General Mills said typical refrigerated dough packs on the market relied on dough expansion to internally seal the container and were designed with wound cardboard and two metal end closures. But this pack design, it said, proved costly and led to fast dough expansion when opened which impacted baking quality.
“A commercial desire continually exists for useful dough packages that can be refrigerated, contain a dough under pressure, and that exhibit storage stability and baking performance similar to pressurized cans.
Generally, the commercial dough industry has ongoing need for improvements in product and packaging configurations, including cost reductions,” General Mills wrote in its global patent filing.
Flexible design, minimal headspace
General Mills’ flexible pack design, that could include an outer pack if desired, was made using a polymeric or paper-based flexible packaging material without the need for wound card or metal closures.
A number of relatively low cost flexible package materials could be used, it said, including polyethylene terephthalate (PET) or polyester (APAT). These could be designed into a number of three-dimensional shapes and sizes, providing the material could define an interior volume for the dough.
Crucial to the design was minimal headspace, General Mills said, which had to be less than 2%. Internal pressure also had to be between 7-20 pounds per square inch (gauge).
This ensured controlled expansion during storage – no more than 10% – which would ultimately guarantee dough quality.
Chemically-leavened dough, once stored in a pack, naturally expands due to carbon dioxide release. However, General Mills said it was important to control this volume expansion if bakers wanted to guarantee quality throughout storage.
In its design, managing expansion was determined with an ‘expansion potential’ number, achieved by dividing the raw specific volume of the packaged dough by the internal pressure of the package in units of pounds per square inch.

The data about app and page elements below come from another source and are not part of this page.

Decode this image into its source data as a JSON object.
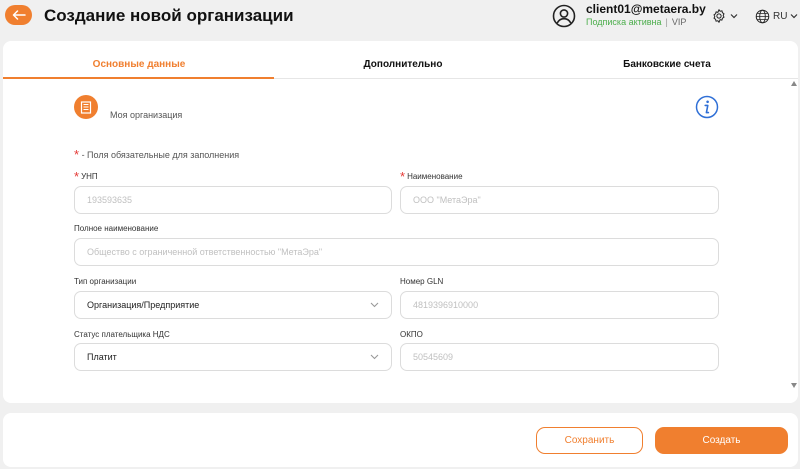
{
  "header": {
    "title": "Создание новой организации",
    "user_email": "client01@metaera.by",
    "subscription_status": "Подписка активна",
    "subscription_separator": "|",
    "plan": "VIP",
    "language": "RU"
  },
  "tabs": [
    {
      "label": "Основные данные",
      "active": true
    },
    {
      "label": "Дополнительно",
      "active": false
    },
    {
      "label": "Банковские счета",
      "active": false
    }
  ],
  "organization": {
    "name": "Моя организация"
  },
  "required_note": {
    "star": "*",
    "text": " - Поля обязательные для заполнения"
  },
  "fields": {
    "unp": {
      "label": "УНП",
      "placeholder": "193593635",
      "required": true
    },
    "name": {
      "label": "Наименование",
      "placeholder": "ООО \"МетаЭра\"",
      "required": true
    },
    "full_name": {
      "label": "Полное наименование",
      "placeholder": "Общество с ограниченной ответственностью \"МетаЭра\""
    },
    "org_type": {
      "label": "Тип организации",
      "value": "Организация/Предприятие"
    },
    "gln": {
      "label": "Номер GLN",
      "placeholder": "4819396910000"
    },
    "vat_status": {
      "label": "Статус плательщика НДС",
      "value": "Платит"
    },
    "okpo": {
      "label": "ОКПО",
      "placeholder": "50545609"
    }
  },
  "footer": {
    "save_label": "Сохранить",
    "create_label": "Создать"
  },
  "colors": {
    "accent": "#f07f2f",
    "required": "#e53935",
    "active_subscription": "#4cae4c",
    "info": "#2f6fd6"
  },
  "icons": [
    "arrow-left-icon",
    "user-circle-icon",
    "gear-icon",
    "globe-icon",
    "chevron-down-icon",
    "building-icon",
    "info-icon"
  ]
}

“This ‘expansion potential’ value has been identified to function as a predictive value of bake performance, especially baked specific volume,” it said, but also proved important in understanding what ensured a stable, chemically-leavened refrigerated dough with desirable bake properties.
Defining this ‘expansion potential’ required a careful understanding of the inter-relationship between the internal packaging pressure, the fragility of the bubble-in-dough matrix of the dough and the effect of de-pressurization on the dough – something previously unknown, General Mills claimed.
For example, an internal pressure that was too high reduced bake performance, it said, because of excessive expansion of the dough when removed from the packaging, damaging gas cells.
On the contrary, package pressure that was too low could also reduce baked specific volume of the refrigerated dough because of damage to cells during storage, it said.
With this understanding, however, General Mills was able to design a flexible package and recommend specific internal package pressures and dough volumes, it said.
Source: WIPO Publication No. WO/2014172113
Published: October 23, 2014 Filed: April 3, 2014
“Refrigerated chemically leavened dough in pressurized container”
Authors: General Mills – DJ. Domingues, S. Kackman, DA. Kirk, TA. Tostenson, MW. Lorence